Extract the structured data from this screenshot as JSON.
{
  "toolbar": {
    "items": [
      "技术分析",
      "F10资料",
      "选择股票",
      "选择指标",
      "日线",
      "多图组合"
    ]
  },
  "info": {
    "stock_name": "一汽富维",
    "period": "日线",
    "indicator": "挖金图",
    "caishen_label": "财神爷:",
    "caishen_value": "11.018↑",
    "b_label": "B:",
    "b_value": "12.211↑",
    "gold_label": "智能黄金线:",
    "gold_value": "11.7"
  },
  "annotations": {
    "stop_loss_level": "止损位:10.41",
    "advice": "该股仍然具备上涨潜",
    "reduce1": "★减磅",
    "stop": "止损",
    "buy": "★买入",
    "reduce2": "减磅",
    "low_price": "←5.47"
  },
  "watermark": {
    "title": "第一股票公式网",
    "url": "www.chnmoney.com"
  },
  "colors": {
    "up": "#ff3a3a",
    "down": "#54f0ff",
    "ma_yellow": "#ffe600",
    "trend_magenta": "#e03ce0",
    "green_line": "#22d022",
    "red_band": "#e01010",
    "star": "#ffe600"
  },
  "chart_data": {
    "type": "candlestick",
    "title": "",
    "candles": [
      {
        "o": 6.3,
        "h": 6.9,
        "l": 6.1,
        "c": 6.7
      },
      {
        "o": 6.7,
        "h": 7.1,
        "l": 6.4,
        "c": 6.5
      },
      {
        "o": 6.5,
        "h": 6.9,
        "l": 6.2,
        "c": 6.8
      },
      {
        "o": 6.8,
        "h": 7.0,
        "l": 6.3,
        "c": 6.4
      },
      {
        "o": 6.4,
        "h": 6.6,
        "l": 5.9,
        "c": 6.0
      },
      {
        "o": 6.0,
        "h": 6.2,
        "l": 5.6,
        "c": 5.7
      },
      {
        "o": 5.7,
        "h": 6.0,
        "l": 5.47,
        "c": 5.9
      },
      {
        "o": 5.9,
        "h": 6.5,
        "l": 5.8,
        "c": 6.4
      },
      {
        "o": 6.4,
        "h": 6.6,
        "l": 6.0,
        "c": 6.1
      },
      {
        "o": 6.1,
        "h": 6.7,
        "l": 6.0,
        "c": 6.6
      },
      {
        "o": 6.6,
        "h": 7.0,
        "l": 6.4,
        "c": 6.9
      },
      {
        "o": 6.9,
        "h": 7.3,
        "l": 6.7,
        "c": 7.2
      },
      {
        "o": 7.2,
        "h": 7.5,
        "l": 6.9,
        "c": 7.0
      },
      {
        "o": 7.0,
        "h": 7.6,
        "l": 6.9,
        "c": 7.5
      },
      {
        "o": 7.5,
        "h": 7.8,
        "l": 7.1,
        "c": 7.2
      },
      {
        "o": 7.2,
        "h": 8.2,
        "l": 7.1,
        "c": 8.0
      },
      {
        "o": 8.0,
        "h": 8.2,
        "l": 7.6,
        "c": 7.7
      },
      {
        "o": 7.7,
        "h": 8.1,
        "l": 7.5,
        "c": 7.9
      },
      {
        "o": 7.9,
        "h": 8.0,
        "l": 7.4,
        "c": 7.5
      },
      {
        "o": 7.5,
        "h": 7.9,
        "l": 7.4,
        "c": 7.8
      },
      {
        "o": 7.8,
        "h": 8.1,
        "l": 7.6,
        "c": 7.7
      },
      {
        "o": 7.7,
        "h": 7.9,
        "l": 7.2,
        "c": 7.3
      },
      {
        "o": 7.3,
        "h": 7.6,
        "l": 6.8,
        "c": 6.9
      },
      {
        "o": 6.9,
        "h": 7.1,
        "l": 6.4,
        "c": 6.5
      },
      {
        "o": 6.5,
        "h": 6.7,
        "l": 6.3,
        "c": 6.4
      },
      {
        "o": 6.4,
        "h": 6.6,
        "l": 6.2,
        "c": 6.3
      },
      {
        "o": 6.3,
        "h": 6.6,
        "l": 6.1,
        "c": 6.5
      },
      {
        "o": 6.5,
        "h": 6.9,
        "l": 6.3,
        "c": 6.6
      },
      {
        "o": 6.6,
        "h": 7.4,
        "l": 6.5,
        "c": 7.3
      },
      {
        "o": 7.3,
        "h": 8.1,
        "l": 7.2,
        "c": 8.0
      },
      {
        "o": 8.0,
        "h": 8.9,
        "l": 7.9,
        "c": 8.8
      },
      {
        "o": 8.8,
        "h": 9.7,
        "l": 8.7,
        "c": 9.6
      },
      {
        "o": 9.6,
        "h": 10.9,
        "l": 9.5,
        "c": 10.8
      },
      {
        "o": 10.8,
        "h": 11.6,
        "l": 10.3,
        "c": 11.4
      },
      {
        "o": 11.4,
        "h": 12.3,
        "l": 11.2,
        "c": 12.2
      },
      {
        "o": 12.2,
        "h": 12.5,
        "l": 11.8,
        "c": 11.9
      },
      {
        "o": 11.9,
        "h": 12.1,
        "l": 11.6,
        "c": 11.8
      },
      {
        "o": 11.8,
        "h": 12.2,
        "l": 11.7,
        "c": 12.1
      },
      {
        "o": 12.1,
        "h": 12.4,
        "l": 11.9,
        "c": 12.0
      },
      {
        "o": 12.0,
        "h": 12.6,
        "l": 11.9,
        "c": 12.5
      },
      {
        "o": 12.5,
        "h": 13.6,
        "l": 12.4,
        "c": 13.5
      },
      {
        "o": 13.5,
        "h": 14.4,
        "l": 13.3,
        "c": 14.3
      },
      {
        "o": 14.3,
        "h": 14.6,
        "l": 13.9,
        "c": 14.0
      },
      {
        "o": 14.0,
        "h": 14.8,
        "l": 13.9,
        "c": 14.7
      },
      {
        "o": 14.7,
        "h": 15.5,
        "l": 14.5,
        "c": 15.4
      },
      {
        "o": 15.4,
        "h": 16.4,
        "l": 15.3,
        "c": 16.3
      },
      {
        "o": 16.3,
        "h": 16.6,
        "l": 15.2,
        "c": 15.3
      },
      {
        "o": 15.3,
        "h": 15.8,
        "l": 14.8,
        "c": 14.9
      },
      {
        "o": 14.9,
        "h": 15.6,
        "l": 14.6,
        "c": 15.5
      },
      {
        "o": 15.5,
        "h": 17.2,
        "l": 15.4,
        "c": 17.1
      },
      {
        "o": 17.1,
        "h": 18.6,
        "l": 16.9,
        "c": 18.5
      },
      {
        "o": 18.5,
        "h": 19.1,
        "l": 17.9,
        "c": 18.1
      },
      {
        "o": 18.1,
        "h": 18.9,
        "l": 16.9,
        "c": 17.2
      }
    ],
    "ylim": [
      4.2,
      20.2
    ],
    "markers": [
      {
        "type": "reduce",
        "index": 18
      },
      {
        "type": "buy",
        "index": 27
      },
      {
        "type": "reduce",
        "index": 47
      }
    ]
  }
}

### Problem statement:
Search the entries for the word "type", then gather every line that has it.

### Task answer:
    "type": "candlestick",
        "type": "reduce",
        "type": "buy",
        "type": "reduce",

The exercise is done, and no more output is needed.